EDITORIAL - Tivoli enquiry: confronting the past
Jamaica has sadly not confronted its past as it relates to the intersection of violence, particularly gun violence and politics. Now, we have been handed another opportunity to explore the uncomfortable alliance in local politics between politicians and criminals whom they have wrapped in decent garb and called 'area leaders'.
But when one looks at the terms of reference of the ongoing commission of enquiry into the May 2010 security operations in West Kingston, there seems to be little scope for examining the deep-rooted problems that created the environment for a community to so brazenly challenge the rule of law and threaten anarchy.
The panel has been asked to determine whether crimes against humanity were committed and to also probe the culpability of those in command of the operations. Not far enough, we say. Not deep enough either. These hidden limitations of the ongoing commission of enquiry aptly summarise the degree to which our political leaders are powerless to cope with the political consequences of garrison politics.
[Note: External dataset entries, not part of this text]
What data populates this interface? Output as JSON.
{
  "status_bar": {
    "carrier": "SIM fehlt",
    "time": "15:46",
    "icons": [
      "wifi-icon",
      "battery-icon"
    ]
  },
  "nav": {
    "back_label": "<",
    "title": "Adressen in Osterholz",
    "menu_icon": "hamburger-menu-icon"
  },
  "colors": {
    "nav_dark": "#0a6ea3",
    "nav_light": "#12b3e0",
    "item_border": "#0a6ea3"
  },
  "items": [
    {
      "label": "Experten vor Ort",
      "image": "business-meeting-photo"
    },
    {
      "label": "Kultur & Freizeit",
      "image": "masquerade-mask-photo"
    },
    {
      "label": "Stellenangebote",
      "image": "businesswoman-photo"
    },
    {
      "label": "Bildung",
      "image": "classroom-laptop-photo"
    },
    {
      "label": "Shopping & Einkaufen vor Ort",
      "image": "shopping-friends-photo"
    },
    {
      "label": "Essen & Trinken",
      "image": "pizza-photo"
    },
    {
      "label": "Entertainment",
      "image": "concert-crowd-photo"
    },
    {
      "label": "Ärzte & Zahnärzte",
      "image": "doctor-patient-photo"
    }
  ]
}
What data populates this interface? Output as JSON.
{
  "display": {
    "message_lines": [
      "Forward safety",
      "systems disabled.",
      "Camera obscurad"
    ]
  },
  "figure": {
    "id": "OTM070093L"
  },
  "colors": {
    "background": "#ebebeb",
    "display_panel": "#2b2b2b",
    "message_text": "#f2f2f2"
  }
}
THE PUBLIC NEEDS TO KNOW
The impact on society in general, and the people of West Kingston in particular, demands that the public understand exactly what happened to cause 70-plus people to lose their lives, others to disappear to without a trace, and for the damage and destruction wrought on people's lives.
But long before the May 2010 incursion, men who had no social power were enabled to have economic power and plenty of firepower. With the huge gains from political contracts, many were able to arm themselves and others. It is these communities where fearless gunmen demand that cowering mothers hand over their little girls to satisfy their sexual desires. How, and when, did this come to be the Jamaican reality? Confronting the past does not merely mean looking back. Rather, it requires a look in two directions: from whence we came and where we aim to go.
Judging from the public utterances of our political leaders, there are deep divisions over whether there should even be an enquiry. There are many who question whether the enormous cost of the enquiry is justified. But Justice Minister Mark Golding is adamant that the enquiry will go on. So though there are some who say we should draw a line under the past and move on, the public will hear about the events of May 2010 when the security forces went in search of fugitive Christopher 'Dudus' Coke, who was wanted for extradition in relation to gunrunning and other crimes.
We do not need a divided house at this time. What is needed from all who govern and have respect for the rule of law is that a united effort is undertaken to tackle garrison politics and to dismantle every one of them. A way must be found to do this to diminish the chances of history repeating itself, for it is this bloody violence that has spread throughout the island and that has continued to retard our country's progress.
If at the end of the day this enquiry finds a way to acknowledge the evils of the past that created Tivoli and all the other garrisons that now exist, we may find the path to a fresh new start.
The question is this: Will Jamaica ever be ready to confront this past?